The department could be a random effect. Although maybe these 30 department are the whole population, that is all the departments that they have in the company. Maybe it is fruitful to model it as is it is a random sample from a large population.

There are also 20 questions. Maybe these can also be modelled as a random effect. Then it would be a crossed mixed effect model with departments as one random effect and questions as the other random effect. Here I think of "questions" as randomly drawn from a "population" from which some questions have been sampled. It could be that the questions are not statistically independent. (If the respondents is dissatisfied with one question then she can also be dissatisfied with the next and similar question.) Such a modelling could be controversial, but I suggest it so that it can be discussed.)

Possibly one could get better precision for each question by modelling it as a random effect, in contrast to model them one-by-one.

Essentially the main interest would be for the difference in the proportions parameter.

Also there would be random department effects, random questions effects and interactions effects between the explanatory effects.

Let's see if someone else has any comments on this modelling.


TS Contributor
I want to compare survey responses for a particular survey questions between one year and the next - to see if there is a statistically significant difference in the % agreeing between one year and the next
Why do you want to do this, what will be done with the results,
what will be the consequences?
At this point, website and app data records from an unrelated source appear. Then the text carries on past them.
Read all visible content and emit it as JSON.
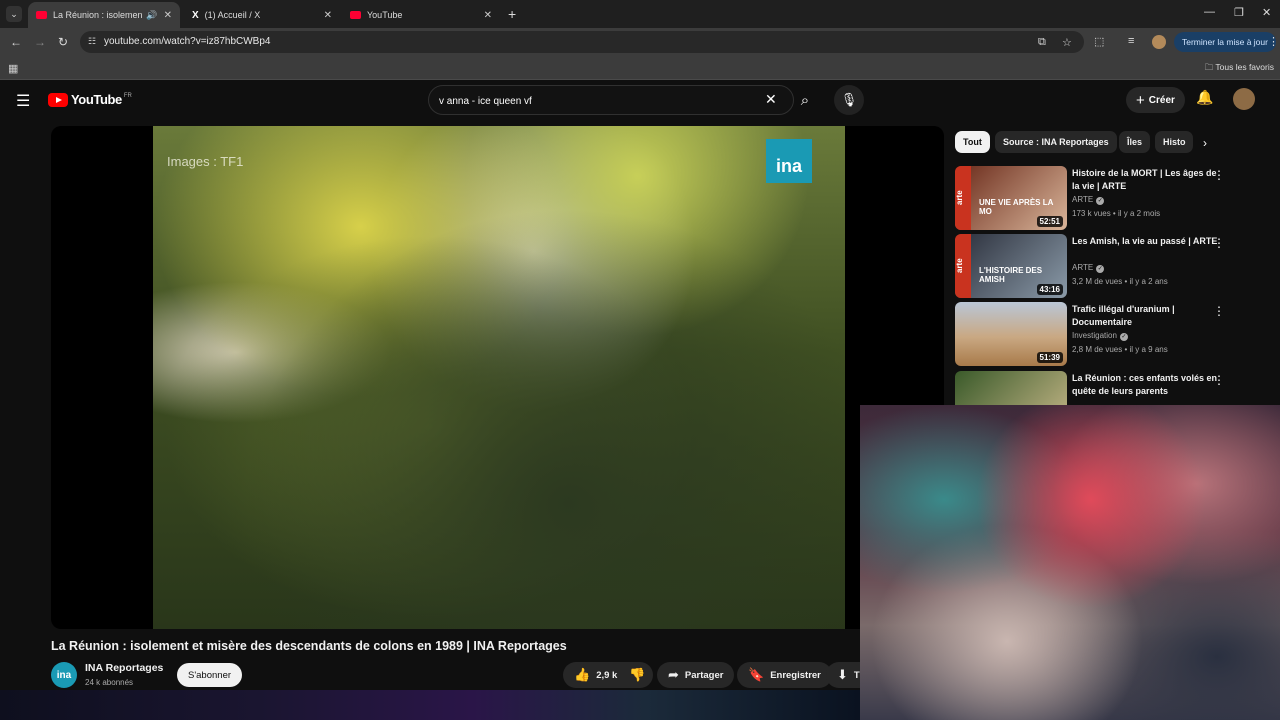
{
  "browser": {
    "tabs": [
      {
        "title": "La Réunion : isolement et m",
        "favicon": "youtube",
        "audio": true,
        "active": true
      },
      {
        "title": "(1) Accueil / X",
        "favicon": "x",
        "active": false
      },
      {
        "title": "YouTube",
        "favicon": "youtube",
        "active": false
      }
    ],
    "url": "youtube.com/watch?v=iz87hbCWBp4",
    "update_button": "Terminer la mise à jour",
    "bookmarks_all": "Tous les favoris"
  },
  "youtube": {
    "logo_text": "YouTube",
    "logo_country": "FR",
    "search_value": "v anna - ice queen vf",
    "create_label": "Créer"
  },
  "video": {
    "watermark_left": "Images : TF1",
    "watermark_right": "ina",
    "title": "La Réunion : isolement et misère des descendants de colons en 1989 | INA Reportages",
    "channel": "INA Reportages",
    "channel_avatar_text": "ina",
    "subscribers": "24 k abonnés",
    "subscribe_label": "S'abonner",
    "likes": "2,9 k",
    "share_label": "Partager",
    "save_label": "Enregistrer",
    "download_label": "Té"
  },
  "chips": [
    "Tout",
    "Source : INA Reportages",
    "Îles",
    "Histo"
  ],
  "recommendations": [
    {
      "title": "Histoire de la MORT | Les âges de la vie | ARTE",
      "channel": "ARTE",
      "meta": "173 k vues • il y a 2 mois",
      "duration": "52:51",
      "thumb_text": "UNE VIE APRÈS LA MO",
      "colors": [
        "#6a2a1a",
        "#d9b59a"
      ]
    },
    {
      "title": "Les Amish, la vie au passé | ARTE",
      "channel": "ARTE",
      "meta": "3,2 M de vues • il y a 2 ans",
      "duration": "43:16",
      "thumb_text": "L'HISTOIRE DES AMISH",
      "colors": [
        "#2a2e3a",
        "#8a9aa8"
      ]
    },
    {
      "title": "Trafic illégal d'uranium | Documentaire",
      "channel": "Investigation",
      "meta": "2,8 M de vues • il y a 9 ans",
      "duration": "51:39",
      "thumb_text": "",
      "colors": [
        "#b9c6d6",
        "#a87a4a"
      ]
    },
    {
      "title": "La Réunion : ces enfants volés en quête de leurs parents",
      "channel": "",
      "meta": "",
      "duration": "",
      "thumb_text": "",
      "colors": [
        "#3a5a2a",
        "#c9b98a"
      ]
    }
  ]
}
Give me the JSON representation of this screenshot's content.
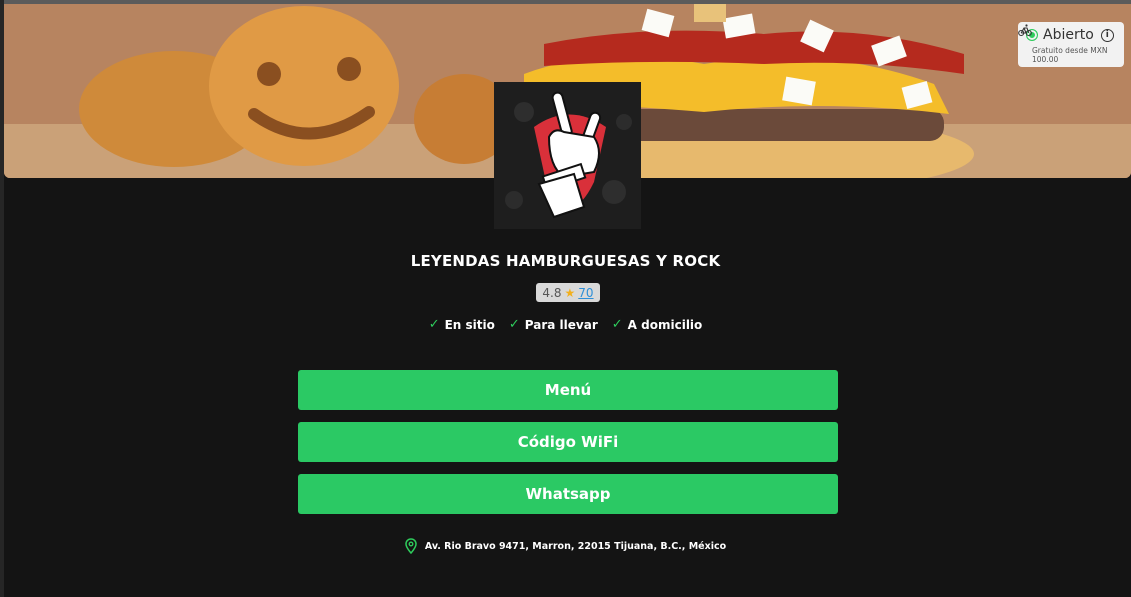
{
  "status": {
    "label": "Abierto",
    "delivery_note": "Gratuito desde MXN 100.00",
    "accent_color": "#2ecc5c"
  },
  "restaurant": {
    "name": "LEYENDAS HAMBURGUESAS Y ROCK",
    "rating": "4.8",
    "rating_count": "70"
  },
  "services": [
    {
      "label": "En sitio",
      "icon": "check-icon"
    },
    {
      "label": "Para llevar",
      "icon": "check-icon"
    },
    {
      "label": "A domicilio",
      "icon": "check-icon"
    }
  ],
  "buttons": {
    "menu": "Menú",
    "wifi": "Código WiFi",
    "whatsapp": "Whatsapp"
  },
  "address": "Av. Rio Bravo 9471, Marron, 22015 Tijuana, B.C., México",
  "theme": {
    "background": "#141414",
    "button_color": "#2bc964",
    "star_color": "#f2b01e",
    "link_color": "#2d8fd8"
  },
  "icons": {
    "status": "status-dot-icon",
    "info": "info-icon",
    "delivery": "bicycle-icon",
    "star": "star-icon",
    "address": "location-pin-icon"
  }
}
I'm asking this since, as you
are already aware of, Bonferroni adjustements or the like could
increase type II error probability, and unadjusted multiple testing
could increase type I error probability, so one has to take into
consideration the consequences of each error type in the present
study. I addition, it would be useful to know how large
the effects are which you expect and/or how large the
effects are which you need to reliably detect (desired power).

If e.g. you just want to give feedback to each department
separately, without comparisons between departments, then
I'd suppose that no adjustment for department needs to be made,
but within department (20 tests) a more conservative level of
significance (1% instead of 5%) could be useful, if you accept
moderate power.
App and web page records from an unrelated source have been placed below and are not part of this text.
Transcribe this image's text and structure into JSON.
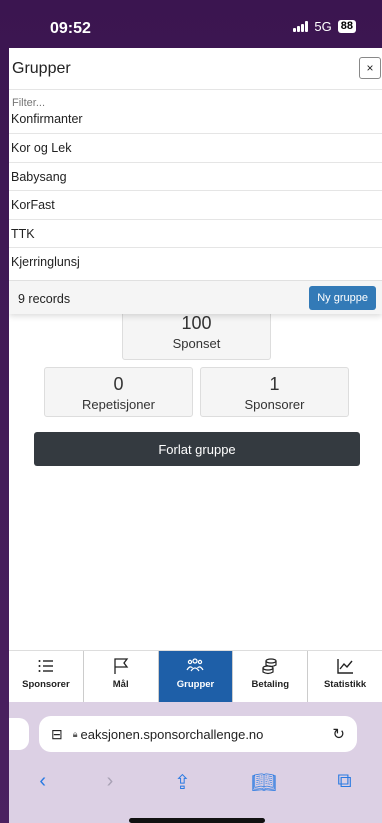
{
  "status_bar": {
    "time": "09:52",
    "network": "5G",
    "battery": "88"
  },
  "groups_panel": {
    "title": "Grupper",
    "close_label": "×",
    "filter_placeholder": "Filter...",
    "items": [
      "Konfirmanter",
      "Kor og Lek",
      "Babysang",
      "KorFast",
      "TTK",
      "Kjerringlunsj"
    ],
    "records_text": "9 records",
    "new_group_label": "Ny gruppe"
  },
  "stats": {
    "sponset_value": "100",
    "sponset_label": "Sponset",
    "repetisjoner_value": "0",
    "repetisjoner_label": "Repetisjoner",
    "sponsorer_value": "1",
    "sponsorer_label": "Sponsorer"
  },
  "leave_group_label": "Forlat gruppe",
  "tabs": [
    {
      "label": "Sponsorer",
      "icon": "list-icon"
    },
    {
      "label": "Mål",
      "icon": "flag-icon"
    },
    {
      "label": "Grupper",
      "icon": "group-icon",
      "active": true
    },
    {
      "label": "Betaling",
      "icon": "coins-icon"
    },
    {
      "label": "Statistikk",
      "icon": "chart-icon"
    }
  ],
  "browser": {
    "url": "eaksjonen.sponsorchallenge.no"
  },
  "colors": {
    "active_tab": "#1e5fa8",
    "primary_button": "#337ab7",
    "dark_button": "#343a40"
  }
}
Again, the strategy depends on the consequences
of the respective errors (for example, depeding on such
considerations, as a preliminary step one could aggregate the
20 items and compare mean or median number of agreements
between years, for each department).

By the way, since subjects in each department are nearly identical between
years (right?), tests for independent samples are not quite correct. Is it
possible to match the 2013 and 2013 surveys? I am not sure, though, in
which way results would be biased if dependent measures are treated as

With kind regards